In 2002, the Nigerian reporter Olukayode Thomas began investigating the background of Amos Adamu, the man who allegedly offered to sell his World Cup bid vote and was provisionally suspended last week by Fifa. The executive board member denies any wrongdoing.
Thomas travelled across the country to interview senior figures in sport. Among his questions: how had Adamu, a civil servant, become so wealthy? How had he built up a portfolio of hotels, private companies and properties across Nigeria? And why had he changed his name – with documents showing him as Babatunde Aremu?
"When we met in 2002, I asked about his wealth, where he comes from and his real name," Thomas says. "Adamu's answers were all 'yes', 'no' or 'no comment'. As I left, he said: 'I won't stop your story, but remember, I have the best lawyers in Nigeria.'"
Thomas claims that what followed was a series of remarkable attempts to kill the story, including a visit by Adamu and 20 aides to the offices of Thomas's newspaper, the Guardian, in Lagos. The Guardian published regardless.
The story sparked several new, related allegations about Adamu's conduct from within sport, all of which he denied. There was a claim by the head of the Nigeria Football League that Adamu had sought to have sponsorship money diverted directly to him. Officials from the athletics federation made similar allegations. The Guardian ran a new story in September 2007 – and this time Adamu decided to sue.
Adamu, by now on Fifa's executive committee, launched one claim against the newspaper, and another against Thomas, claiming £2m in damages from the journalist. Adamu said the story impugned his character "by portraying me as an unreliable, dishonest and unstable character who is corrupt and financially indisciplined".

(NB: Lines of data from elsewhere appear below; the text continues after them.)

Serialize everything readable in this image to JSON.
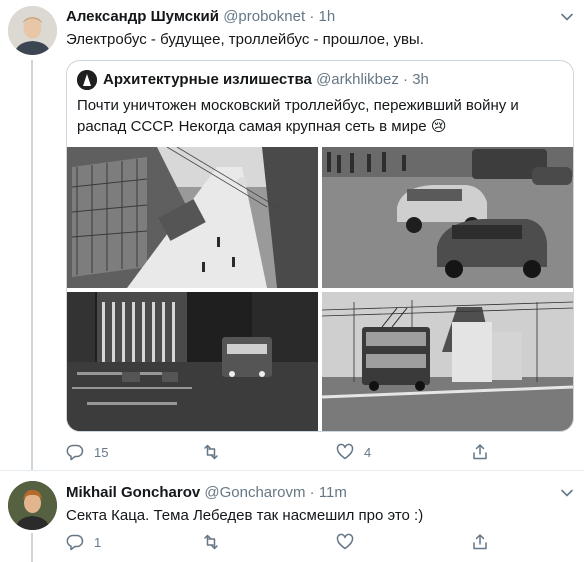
{
  "tweets": [
    {
      "name": "Александр Шумский",
      "handle": "@proboknet",
      "dot": "·",
      "time": "1h",
      "text": "Электробус - будущее, троллейбус - прошлое, увы.",
      "quote": {
        "name": "Архитектурные излишества",
        "handle": "@arkhlikbez",
        "dot": "·",
        "time": "3h",
        "text_line1": "Почти уничтожен московский троллейбус, переживший войну и",
        "text_line2": "распад СССР. Некогда самая крупная сеть в мире",
        "emoji": "😢",
        "photos": [
          "winter-street-trolleybus",
          "vintage-cars-street",
          "night-street-trolleybus",
          "double-decker-trolleybus"
        ]
      },
      "replies": "15",
      "retweets": "",
      "likes": "4"
    },
    {
      "name": "Mikhail Goncharov",
      "handle": "@Goncharovm",
      "dot": "·",
      "time": "11m",
      "text": "Секта Каца. Тема Лебедев так насмешил про это :)",
      "replies": "1",
      "retweets": "",
      "likes": ""
    }
  ],
  "colors": {
    "text": "#14171a",
    "secondary": "#657786",
    "border": "#ccd6dd"
  },
  "icons": [
    "reply-icon",
    "retweet-icon",
    "like-icon",
    "share-icon",
    "caret-down-icon"
  ]
}
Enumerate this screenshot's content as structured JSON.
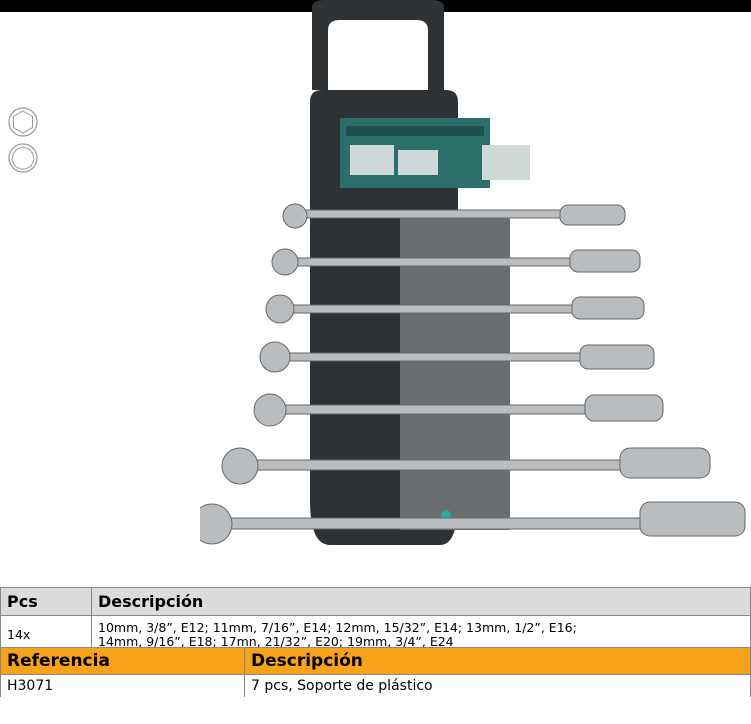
{
  "specs_table": {
    "headers": [
      "Pcs",
      "Descripción"
    ],
    "rows": [
      {
        "pcs": "14x",
        "line1": "10mm, 3/8”, E12; 11mm, 7/16”, E14; 12mm, 15/32”, E14; 13mm, 1/2”, E16;",
        "line2": "14mm, 9/16”, E18; 17mn, 21/32”, E20; 19mm, 3/4”, E24"
      }
    ]
  },
  "reference_table": {
    "headers": [
      "Referencia",
      "Descripción"
    ],
    "rows": [
      {
        "ref": "H3071",
        "desc": "7 pcs, Soporte de plástico"
      }
    ]
  },
  "icons": [
    "hex-socket-icon",
    "bihex-socket-icon"
  ],
  "colors": {
    "header_orange": "#f6a21a",
    "header_gray": "#dcdcdc",
    "holder": "#2e3234"
  }
}
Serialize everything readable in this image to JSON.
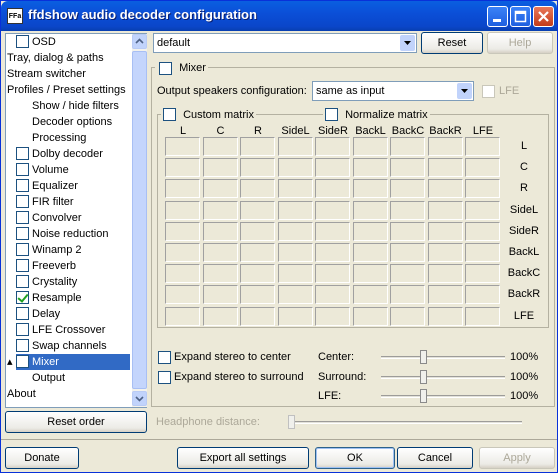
{
  "window": {
    "title": "ffdshow audio decoder configuration",
    "icon_text": "FFa"
  },
  "sidebar": {
    "items": [
      {
        "label": "OSD",
        "checkbox": true,
        "checked": false,
        "indent": 1
      },
      {
        "label": "Tray, dialog & paths",
        "checkbox": false,
        "indent": 0
      },
      {
        "label": "Stream switcher",
        "checkbox": false,
        "indent": 0
      },
      {
        "label": "Profiles / Preset settings",
        "checkbox": false,
        "indent": 0
      },
      {
        "label": "Show / hide filters",
        "checkbox": false,
        "indent": 2
      },
      {
        "label": "Decoder options",
        "checkbox": false,
        "indent": 2
      },
      {
        "label": "Processing",
        "checkbox": false,
        "indent": 2
      },
      {
        "label": "Dolby decoder",
        "checkbox": true,
        "checked": false,
        "indent": 1
      },
      {
        "label": "Volume",
        "checkbox": true,
        "checked": false,
        "indent": 1
      },
      {
        "label": "Equalizer",
        "checkbox": true,
        "checked": false,
        "indent": 1
      },
      {
        "label": "FIR filter",
        "checkbox": true,
        "checked": false,
        "indent": 1
      },
      {
        "label": "Convolver",
        "checkbox": true,
        "checked": false,
        "indent": 1
      },
      {
        "label": "Noise reduction",
        "checkbox": true,
        "checked": false,
        "indent": 1
      },
      {
        "label": "Winamp 2",
        "checkbox": true,
        "checked": false,
        "indent": 1
      },
      {
        "label": "Freeverb",
        "checkbox": true,
        "checked": false,
        "indent": 1
      },
      {
        "label": "Crystality",
        "checkbox": true,
        "checked": false,
        "indent": 1
      },
      {
        "label": "Resample",
        "checkbox": true,
        "checked": true,
        "indent": 1
      },
      {
        "label": "Delay",
        "checkbox": true,
        "checked": false,
        "indent": 1
      },
      {
        "label": "LFE Crossover",
        "checkbox": true,
        "checked": false,
        "indent": 1
      },
      {
        "label": "Swap channels",
        "checkbox": true,
        "checked": false,
        "indent": 1
      },
      {
        "label": "Mixer",
        "checkbox": true,
        "checked": false,
        "indent": 1,
        "selected": true
      },
      {
        "label": "Output",
        "checkbox": false,
        "indent": 2
      },
      {
        "label": "About",
        "checkbox": false,
        "indent": 0
      }
    ]
  },
  "preset": {
    "value": "default",
    "reset_label": "Reset",
    "help_label": "Help"
  },
  "mixer": {
    "enable_label": "Mixer",
    "output_config_label": "Output speakers configuration:",
    "output_config_value": "same as input",
    "lfe_label": "LFE",
    "custom_matrix_label": "Custom matrix",
    "normalize_matrix_label": "Normalize matrix",
    "columns": [
      "L",
      "C",
      "R",
      "SideL",
      "SideR",
      "BackL",
      "BackC",
      "BackR",
      "LFE"
    ],
    "rows": [
      "L",
      "C",
      "R",
      "SideL",
      "SideR",
      "BackL",
      "BackC",
      "BackR",
      "LFE"
    ],
    "expand_center_label": "Expand stereo to center",
    "expand_surround_label": "Expand stereo to surround",
    "center_label": "Center:",
    "surround_label": "Surround:",
    "lfe_level_label": "LFE:",
    "center_value": "100%",
    "surround_value": "100%",
    "lfe_value": "100%",
    "headphone_label": "Headphone distance:"
  },
  "reset_order_label": "Reset order",
  "footer": {
    "donate_label": "Donate",
    "export_label": "Export all settings",
    "ok_label": "OK",
    "cancel_label": "Cancel",
    "apply_label": "Apply"
  }
}
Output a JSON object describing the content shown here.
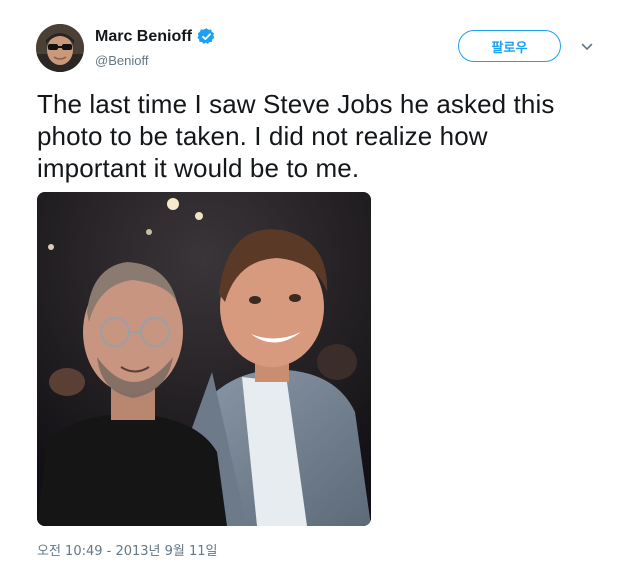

What followed was unpredictable, even by Nigerian legal standards. First, word reached Thomas via an intermediary that Adamu had backed down and withdrawn the case. Checks appeared to confirm it, and Thomas stopped preparing his defence. "The message was that I should try and be their friends, and move on." But then, in the summer of 2008, came news that Adamu's legal team had, in fact, been working on the case throughout, and a judge in the capital, Abuja, was ready to issue his verdict. A shocked Thomas made his way to the hearing.
"When I arrived at the court I was met by a lawyer. He told me he had been on the case for a while, and that he had prepared a statement of defence for me. All I had to do was to tell the judge that the statement was mine. It looked like a set-up. I had never met this guy in my life. I said to him: 'If you are representing me, shouldn't you at least have spoken to me before drawing up my statement?' Then I noticed that the document already contained a signature next to my name."
When Thomas told the judge what had happened, the case was adjourned until March – allowing Thomas time to assemble a public interest defence, helped by a lawyer working for a nominal fee. He had further help in the form of investigations into Adamu's background by the English journalist Andrew Jennings. When the verdict was finally returned last March, it was blunt: Adamu's cases against the Guardian, and against Thomas, were thrown out.
"I am still in debt as a result of all this," Thomas says. "But the joy that truth prevailed is compensation for the loss and the emotional trauma."
Thomas is now working as an adviser to the new minister of sports, Alhaji Ibrahim Isa Bio, who has stated his aim to be rooting out corruption.
"Defeating Adamu opened a lot of doors for me. I get invited to talk about the problems with Nigerian sport, and now I am working with the new minister to help change it. Pulling down Adamu's hegemony in Nigerian sport has not been easy. But thank God for the British press. They have made our job much easier."